With its all-star cast, The 355 should work — but the story never rises above mediocrity. The characters’ development never transcends the archetypes. Following the ‘tough girl’ trope, Mace never evolves beyond her hard-boiled exterior failing to exhibit anything more than constant anger, even during her darkest moments. Marie is no different; the reckless agent is never given the opportunity to fully explore her surprisingly interesting backstory. Cyber expert and skilled fighter Khadijah had seemingly important reasons for leaving MI6 which are briefly mentioned — but quickly brushed aside.
As the team’s only inexperienced field agent, an anxious Graciela gets a moment to shine near the end, proving her growth as an operative. Though all the characters keep their guard up, Khajidah and Graciela are the only two with some emotional weight; the only ones who have families waiting for them at home and something to lose.
It doesn’t help that the tone of the script, co-written by Kinberg and Theresa Rebeck, feels off. There is this false sense of female empowerment when we see women united with guns blazing and punches throwing, because the writers have given the characters no depth beyond the idea that they can be just as tough as men.
As for the action, though it is entertaining to watch the female-led ensemble taking down droves of men through brute force and gunfire, the fights and chase scenes lack originality and spark.
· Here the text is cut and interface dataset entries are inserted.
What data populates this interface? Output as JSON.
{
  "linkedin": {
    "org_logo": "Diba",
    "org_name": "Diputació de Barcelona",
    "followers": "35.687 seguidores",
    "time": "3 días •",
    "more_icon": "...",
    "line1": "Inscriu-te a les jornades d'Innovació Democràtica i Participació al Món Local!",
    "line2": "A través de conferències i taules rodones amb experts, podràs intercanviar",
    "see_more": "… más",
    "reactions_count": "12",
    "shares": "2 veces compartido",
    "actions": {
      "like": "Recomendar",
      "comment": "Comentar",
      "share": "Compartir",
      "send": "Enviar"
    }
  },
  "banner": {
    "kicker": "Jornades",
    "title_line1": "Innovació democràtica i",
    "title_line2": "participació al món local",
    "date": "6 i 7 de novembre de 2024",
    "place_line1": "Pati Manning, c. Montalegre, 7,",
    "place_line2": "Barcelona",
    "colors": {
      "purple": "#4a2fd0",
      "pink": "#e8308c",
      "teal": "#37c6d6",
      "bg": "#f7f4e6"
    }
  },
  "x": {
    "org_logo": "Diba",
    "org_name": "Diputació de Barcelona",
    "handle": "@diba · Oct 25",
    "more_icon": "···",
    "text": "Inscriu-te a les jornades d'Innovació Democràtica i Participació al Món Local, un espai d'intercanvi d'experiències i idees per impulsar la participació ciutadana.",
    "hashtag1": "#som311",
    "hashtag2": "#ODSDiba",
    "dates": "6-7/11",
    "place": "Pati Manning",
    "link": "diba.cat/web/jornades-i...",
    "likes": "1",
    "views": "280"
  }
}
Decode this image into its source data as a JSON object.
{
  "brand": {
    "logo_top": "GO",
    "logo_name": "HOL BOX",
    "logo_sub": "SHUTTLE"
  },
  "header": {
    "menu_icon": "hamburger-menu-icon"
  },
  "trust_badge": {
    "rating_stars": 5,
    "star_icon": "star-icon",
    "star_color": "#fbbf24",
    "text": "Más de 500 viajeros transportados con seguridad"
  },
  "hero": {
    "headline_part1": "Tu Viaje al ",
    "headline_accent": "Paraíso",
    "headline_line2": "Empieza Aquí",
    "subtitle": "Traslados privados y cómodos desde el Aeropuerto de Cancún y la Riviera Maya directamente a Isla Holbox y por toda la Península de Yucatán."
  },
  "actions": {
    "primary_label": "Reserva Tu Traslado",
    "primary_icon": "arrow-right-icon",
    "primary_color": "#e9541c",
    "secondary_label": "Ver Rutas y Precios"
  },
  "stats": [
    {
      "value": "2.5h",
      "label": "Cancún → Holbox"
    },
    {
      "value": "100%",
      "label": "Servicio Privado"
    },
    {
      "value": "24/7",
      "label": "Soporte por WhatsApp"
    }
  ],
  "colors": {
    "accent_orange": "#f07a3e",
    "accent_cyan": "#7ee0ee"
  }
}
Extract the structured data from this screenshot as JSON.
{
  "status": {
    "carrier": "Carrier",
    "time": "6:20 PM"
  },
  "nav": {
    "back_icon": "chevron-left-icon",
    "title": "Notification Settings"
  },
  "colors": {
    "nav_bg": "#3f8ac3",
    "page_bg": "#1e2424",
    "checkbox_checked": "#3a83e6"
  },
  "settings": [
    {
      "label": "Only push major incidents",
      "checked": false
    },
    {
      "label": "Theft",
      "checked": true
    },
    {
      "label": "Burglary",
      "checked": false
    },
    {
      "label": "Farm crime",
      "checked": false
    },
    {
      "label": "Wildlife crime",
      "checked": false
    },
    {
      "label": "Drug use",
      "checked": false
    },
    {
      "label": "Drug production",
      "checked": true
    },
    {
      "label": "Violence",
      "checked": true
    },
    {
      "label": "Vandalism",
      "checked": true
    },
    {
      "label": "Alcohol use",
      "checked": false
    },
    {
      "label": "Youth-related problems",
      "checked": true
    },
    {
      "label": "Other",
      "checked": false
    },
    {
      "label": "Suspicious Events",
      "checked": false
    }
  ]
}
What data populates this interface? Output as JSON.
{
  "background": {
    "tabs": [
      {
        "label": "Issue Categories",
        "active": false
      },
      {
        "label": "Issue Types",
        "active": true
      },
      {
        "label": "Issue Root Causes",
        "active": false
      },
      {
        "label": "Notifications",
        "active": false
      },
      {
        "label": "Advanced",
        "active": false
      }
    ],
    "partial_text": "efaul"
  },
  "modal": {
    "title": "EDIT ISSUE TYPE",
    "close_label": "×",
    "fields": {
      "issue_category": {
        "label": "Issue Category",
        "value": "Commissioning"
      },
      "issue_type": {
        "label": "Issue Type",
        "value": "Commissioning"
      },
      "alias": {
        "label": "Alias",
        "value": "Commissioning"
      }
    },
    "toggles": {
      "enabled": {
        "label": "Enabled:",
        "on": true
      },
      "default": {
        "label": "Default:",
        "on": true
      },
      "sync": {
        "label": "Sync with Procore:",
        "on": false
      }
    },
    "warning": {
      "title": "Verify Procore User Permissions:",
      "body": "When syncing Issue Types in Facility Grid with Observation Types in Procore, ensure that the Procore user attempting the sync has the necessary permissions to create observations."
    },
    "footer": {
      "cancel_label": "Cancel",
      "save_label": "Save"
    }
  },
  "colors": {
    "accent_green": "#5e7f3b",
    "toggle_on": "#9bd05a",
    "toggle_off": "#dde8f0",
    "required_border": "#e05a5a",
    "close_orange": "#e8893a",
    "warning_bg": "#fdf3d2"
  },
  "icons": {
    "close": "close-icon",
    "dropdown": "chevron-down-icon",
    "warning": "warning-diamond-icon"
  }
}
Only in the third act does the action actually get interesting, with the appearance of Fan Bingbing’s Chinese agent Lin Mi Sheng — mesmerizing to watch as she fights using only a lamp post. It’s unfortunate and, simply, a waste that she only appears near the end of the film.
Despite the film’s shortcomings, some unexpected surprises keep you vaguely interested. Without spoiling said scenes, there are consequences to the characters’ actions and no-one is safe, providing some tension and shock value. Still, it can’t save The 355 from shallow characters and a by-the-numbers storyline.
Filled with one-dimensional heroes, predictable double-crosses and been-there-done-that action sequences, The 355 does not bring out the full potential of its stellar cast. Unfortunately, the oddly successful plot twist and the appearance of talented Fan Bingbing do not save the film from its superficial elements and lack of substance.
2 out of 5